    The true history of this country and the south has not been taught for several decades and this is a prime example of the ignorance of most people.

  • Stonewall Brigade Jun 19, 2009

    The Confederate Memorial statue in Oxford has already been moved once before, where it originally stood in the center of Main Street, because of the same kind of "objection". Back then, the reason for the statue's relocation was disguised as necessary to improve downtown'straffic flow. But locals new that moving the statue was the only way to guarantee that certain people wouldn't burn down the rest of the town and tobacco warehouses. Old time Oxford residents know the truth about this fact.

  • hi_i_am_wade Jun 19, 2009

    Welcome to the United States of the Offended.

  • d1_standing Jun 19, 2009

    I dont think that the Confederate statue is an issue but flying a confederate flag on top official state buildings like the do in SC is a real problem.

  • oldrebel Jun 19, 2009

    So the logic is, "If a thing offends 'some" people, then something must be done?"....So how about all these other "Memorials" that are springing up, if it offends "some" of us, then something will be done to assuage our sensitive nature?

  • Tax Man Jun 19, 2009

    Who are these people who want to revise history?
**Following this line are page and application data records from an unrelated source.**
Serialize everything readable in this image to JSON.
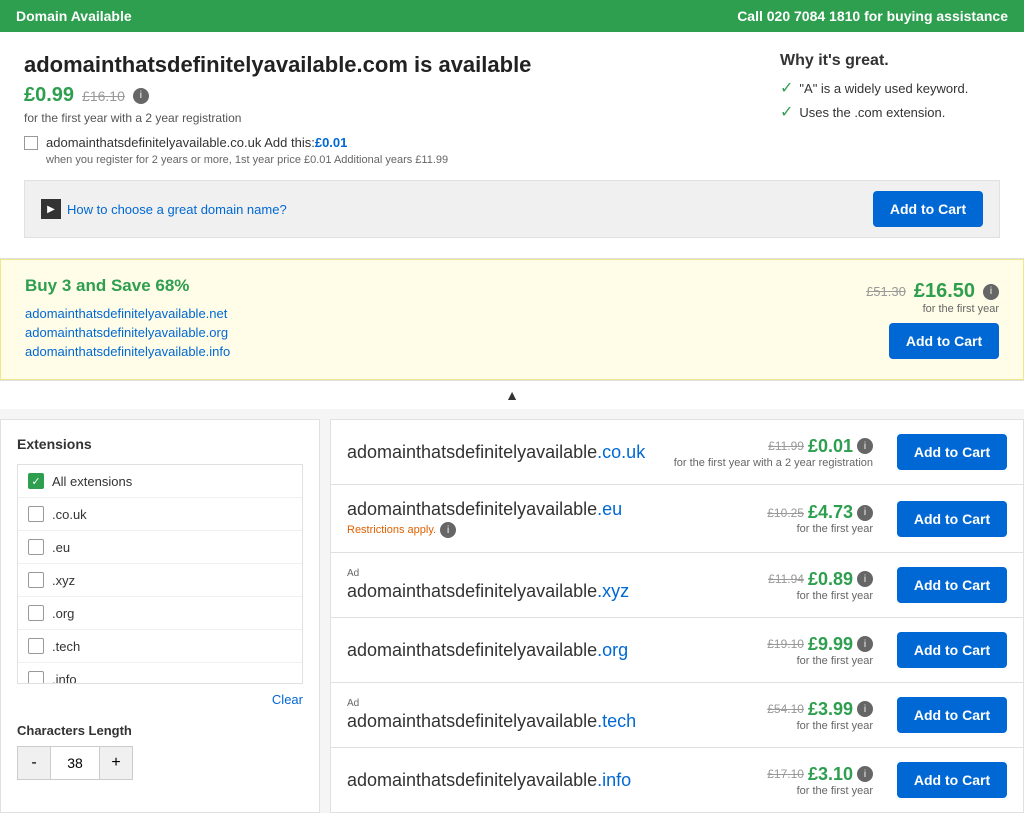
{
  "banner": {
    "left": "Domain Available",
    "right": "Call 020 7084 1810 for buying assistance"
  },
  "main": {
    "domain_title": "adomainthatsdefinitelyavailable.com is available",
    "price_current": "£0.99",
    "price_old": "£16.10",
    "price_note": "for the first year with a 2 year registration",
    "couk_label": "adomainthatsdefinitelyavailable.co.uk Add this:",
    "couk_add_price": "£0.01",
    "couk_note": "when you register for 2 years or more, 1st year price £0.01 Additional years £11.99",
    "add_to_cart": "Add to Cart",
    "how_to_link": "How to choose a great domain name?",
    "why_great_title": "Why it's great.",
    "why_great_items": [
      "\"A\" is a widely used keyword.",
      "Uses the .com extension."
    ]
  },
  "buy3": {
    "title": "Buy 3 and Save 68%",
    "domains": [
      "adomainthatsdefinitelyavailable.net",
      "adomainthatsdefinitelyavailable.org",
      "adomainthatsdefinitelyavailable.info"
    ],
    "old_price": "£51.30",
    "new_price": "£16.50",
    "price_note": "for the first year",
    "add_to_cart": "Add to Cart"
  },
  "extensions": {
    "title": "Extensions",
    "items": [
      {
        "label": "All extensions",
        "checked": true
      },
      {
        "label": ".co.uk",
        "checked": false
      },
      {
        "label": ".eu",
        "checked": false
      },
      {
        "label": ".xyz",
        "checked": false
      },
      {
        "label": ".org",
        "checked": false
      },
      {
        "label": ".tech",
        "checked": false
      },
      {
        "label": ".info",
        "checked": false
      }
    ],
    "clear_label": "Clear"
  },
  "char_length": {
    "title": "Characters Length",
    "value": "38",
    "minus": "-",
    "plus": "+"
  },
  "domain_list": [
    {
      "base": "adomainthatsdefinitelyavailable",
      "ext": ".co.uk",
      "ext_class": "ext-couk",
      "old_price": "£11.99",
      "new_price": "£0.01",
      "price_note": "for the first year with a 2 year registration",
      "ad": false,
      "restrictions": false,
      "add_to_cart": "Add to Cart"
    },
    {
      "base": "adomainthatsdefinitelyavailable",
      "ext": ".eu",
      "ext_class": "ext-eu",
      "old_price": "£10.25",
      "new_price": "£4.73",
      "price_note": "for the first year",
      "ad": false,
      "restrictions": true,
      "restrictions_text": "Restrictions apply.",
      "add_to_cart": "Add to Cart"
    },
    {
      "base": "adomainthatsdefinitelyavailable",
      "ext": ".xyz",
      "ext_class": "ext-xyz",
      "old_price": "£11.94",
      "new_price": "£0.89",
      "price_note": "for the first year",
      "ad": true,
      "ad_text": "Ad",
      "restrictions": false,
      "add_to_cart": "Add to Cart"
    },
    {
      "base": "adomainthatsdefinitelyavailable",
      "ext": ".org",
      "ext_class": "ext-org",
      "old_price": "£19.10",
      "new_price": "£9.99",
      "price_note": "for the first year",
      "ad": false,
      "restrictions": false,
      "add_to_cart": "Add to Cart"
    },
    {
      "base": "adomainthatsdefinitelyavailable",
      "ext": ".tech",
      "ext_class": "ext-tech",
      "old_price": "£54.10",
      "new_price": "£3.99",
      "price_note": "for the first year",
      "ad": true,
      "ad_text": "Ad",
      "restrictions": false,
      "add_to_cart": "Add to Cart"
    },
    {
      "base": "adomainthatsdefinitelyavailable",
      "ext": ".info",
      "ext_class": "ext-info",
      "old_price": "£17.10",
      "new_price": "£3.10",
      "price_note": "for the first year",
      "ad": false,
      "restrictions": false,
      "add_to_cart": "Add to Cart"
    }
  ]
}
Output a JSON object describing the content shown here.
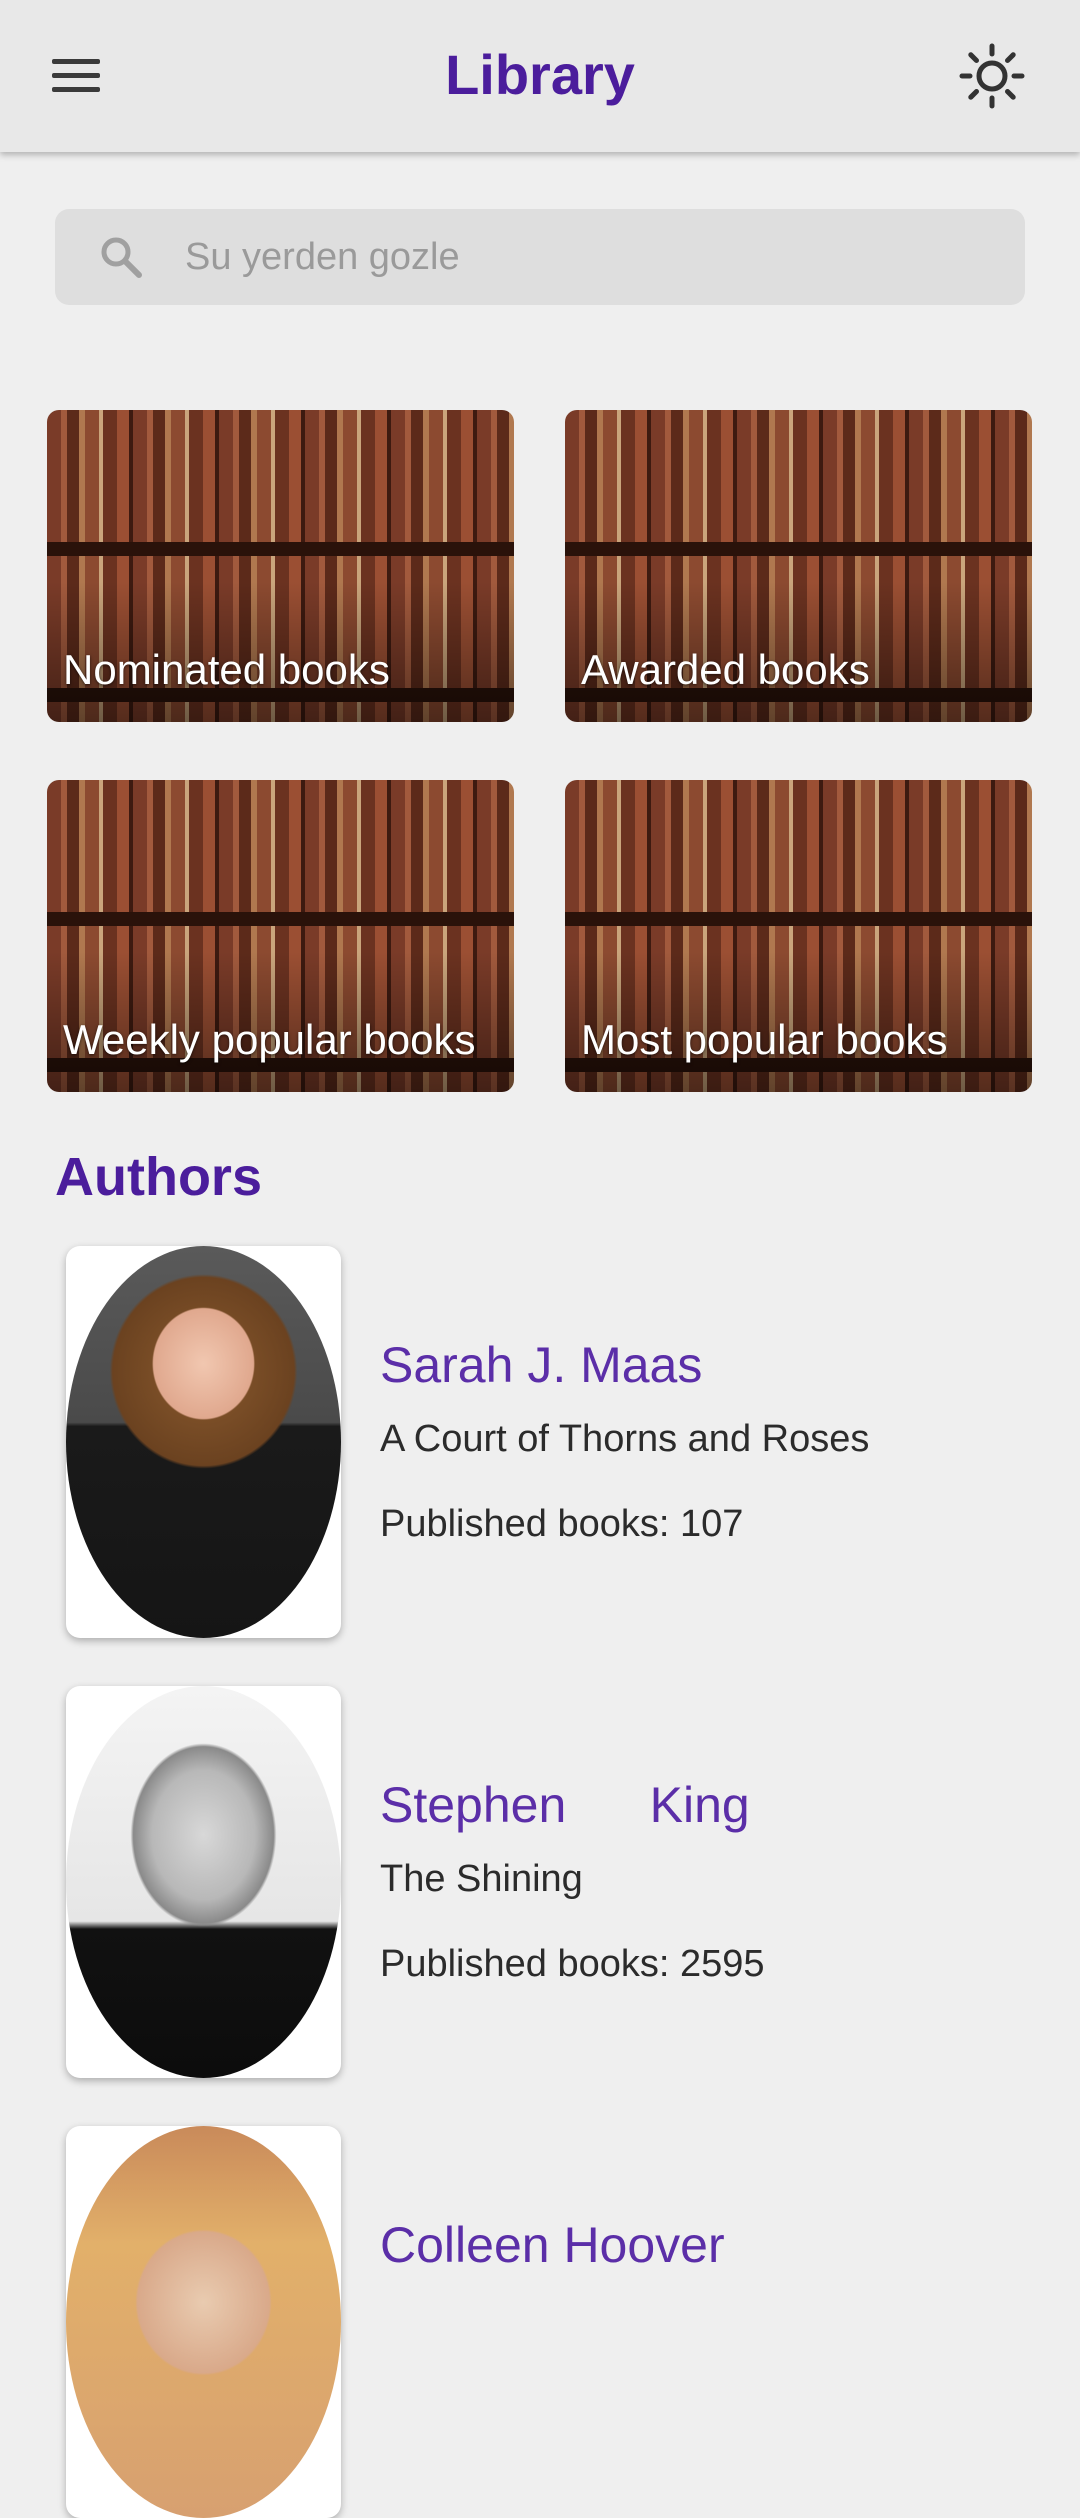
{
  "app_bar": {
    "title": "Library",
    "menu_icon": "hamburger-menu-icon",
    "theme_icon": "sun-icon"
  },
  "search": {
    "placeholder": "Su yerden gozle",
    "value": "",
    "icon": "search-icon"
  },
  "categories": [
    {
      "label": "Nominated books"
    },
    {
      "label": "Awarded books"
    },
    {
      "label": "Weekly popular books"
    },
    {
      "label": "Most popular books"
    }
  ],
  "authors_section": {
    "title": "Authors",
    "items": [
      {
        "name": "Sarah J. Maas",
        "book": "A Court of Thorns and Roses",
        "published": "Published books: 107"
      },
      {
        "name": "Stephen      King",
        "book": "The Shining",
        "published": "Published books: 2595"
      },
      {
        "name": "Colleen Hoover",
        "book": "",
        "published": ""
      }
    ]
  },
  "colors": {
    "accent": "#4b1d9c",
    "author_name": "#5b2ea8",
    "background": "#efefef",
    "app_bar": "#e8e8e8"
  }
}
If they don't like the statue, then drive on a different street - nuts! History is to teach us - if you try to mask the lessons, then you lose the value. No matter how wrong things were, we need to learn from them, not cover them up. Keep the statue where it is and go find something worthwhile to do, like pick up garbage in your town!

  • workingforthosethatwont Jun 19, 2009

    If you don't like it, there are hundreds of other cities with vacant housing.

  • noreplytome2 Jun 19, 2009

    I too find the MLK statue, as well as all "MLK Blvd" to be offensive. Please remove both of these items when this statue is moved.

  • lbzebulon Jun 19, 2009

    I find the Martin Luther King offensive but I'm not asking anyone to remove it....

  • kopfjaeger2001 Jun 19, 2009

    This is just another prime example of Political Correctness runamok. The statue is a symbol not of slavery, but for those who died fighting for a cause in which they believed in, States rights. And maybe the PC police should read some history and would discover that blacks, yes blacks, also fought on the side of Confederacy.